Resources in the cloud can also be easily accessed from anywhere in the world. Companies and their staff can access, store, retrieve, or recover resources 24/7 while on the go even by using mobile devices. It is especially useful for companies with remote staff working from different parts of the world. It gives employees access to resources even if they are scattered in different locations.
Cloud Backup And Disaster Recovery
Another important feature of cloud technology is cloud backup and disaster recovery. Since data is one of if not the most valuable asset of many modern organizations, losing it can mean losing productivity, revenue, and customers. A disaster can be caused by an access breach as in the case of a cyber-attack, a fire, flood, typhoon, or snowstorm that may damage computers on-site, or simply human error like when one of your administrators accidentally deletes data. This is why you need a Disaster Recovery (DR) plan.
Cloud providers offer disaster recovery backup services also known as off-site disaster recovery that allow organizations to easily backup and restore, or retrieve data and applications in case of a disaster to continue their operations. These cloud services are often scalable which means companies have control over how little or how much data or applications they need to back up or how often data back-up should be done (does the company need continuous or scheduled back-up?).
There are different approaches to cloud backup and disaster recovery and a company can choose any based on their budget and needs. The most basic one involves backing up data to the cloud and then recovering it when a disaster occurs. Another much more expensive approach involves having your backup resources running at all times and putting these resources into use as soon as disaster strikes.
A third more sophisticated approach is having backup resources running in the cloud at all times and having copies of this spread out in different locations of the cloud. This provides more instantaneous backup and recovery, which is also more secure because it allows companies to recover data quickly even if one cloud site has failed. Although the last one is a lot more expensive and is designed for bigger companies.
Types Of Cloud Computing
There are three main types of cloud computing: public cloud, private cloud, and hybrid.
A public cloud refers to IT infrastructure not owned by a single end-user and is shared with many others. In essence, public cloud providers lease out partitioned and redistributed parts to multiple tenants (organizations). In this type, cloud computing services are shared with numerous customers although their work systems remain separate from one another, they just happen to share the same cloud infrastructure (physical machine or group of machines). This is the most cost-effective approach.
Private cloud refers to cloud computing services that cater to a single tenant or one end user only. This means an organization may choose not to maintain their data center on-site, but procure the services of a cloud provider to create private cloud IT infrastructure that can be used by their business only. This is the most secure cloud computing solution that is used by companies handling sensitive data.
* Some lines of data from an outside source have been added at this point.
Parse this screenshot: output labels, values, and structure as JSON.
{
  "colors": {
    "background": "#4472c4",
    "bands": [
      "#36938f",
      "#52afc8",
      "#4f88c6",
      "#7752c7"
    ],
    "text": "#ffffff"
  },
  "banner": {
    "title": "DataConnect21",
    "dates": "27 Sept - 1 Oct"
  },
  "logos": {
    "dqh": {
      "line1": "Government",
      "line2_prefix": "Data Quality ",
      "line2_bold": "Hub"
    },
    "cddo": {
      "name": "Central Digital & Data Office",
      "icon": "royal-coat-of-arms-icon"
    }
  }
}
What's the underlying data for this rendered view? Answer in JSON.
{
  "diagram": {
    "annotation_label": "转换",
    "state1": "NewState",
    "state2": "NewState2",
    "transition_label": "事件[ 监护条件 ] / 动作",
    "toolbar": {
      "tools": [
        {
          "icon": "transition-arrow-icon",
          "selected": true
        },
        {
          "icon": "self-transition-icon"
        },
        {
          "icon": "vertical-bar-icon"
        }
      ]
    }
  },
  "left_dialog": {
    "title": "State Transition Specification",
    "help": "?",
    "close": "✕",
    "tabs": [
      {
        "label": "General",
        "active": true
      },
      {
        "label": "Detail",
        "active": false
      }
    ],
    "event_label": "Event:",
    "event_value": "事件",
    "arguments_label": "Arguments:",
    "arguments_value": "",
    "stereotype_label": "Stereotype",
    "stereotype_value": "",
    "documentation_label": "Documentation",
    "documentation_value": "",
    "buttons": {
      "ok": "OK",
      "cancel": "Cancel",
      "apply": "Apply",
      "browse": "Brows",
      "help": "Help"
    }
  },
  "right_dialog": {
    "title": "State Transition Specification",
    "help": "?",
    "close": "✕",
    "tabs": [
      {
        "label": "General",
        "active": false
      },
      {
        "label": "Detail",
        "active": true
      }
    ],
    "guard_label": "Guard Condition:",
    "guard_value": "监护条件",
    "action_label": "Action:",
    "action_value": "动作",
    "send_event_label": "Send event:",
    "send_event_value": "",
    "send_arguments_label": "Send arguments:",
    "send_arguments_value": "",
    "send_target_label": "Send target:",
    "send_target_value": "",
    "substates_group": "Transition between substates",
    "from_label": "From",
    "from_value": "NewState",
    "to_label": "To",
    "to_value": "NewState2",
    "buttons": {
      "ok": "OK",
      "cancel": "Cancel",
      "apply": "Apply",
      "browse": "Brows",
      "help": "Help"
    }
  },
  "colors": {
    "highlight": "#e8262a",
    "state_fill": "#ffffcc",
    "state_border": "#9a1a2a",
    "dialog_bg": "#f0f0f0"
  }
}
Hybrid cloud, on the other hand, uses a combination of private and public cloud resources. This allows companies to move between private and public clouds depending on specific needs giving them more flexibility.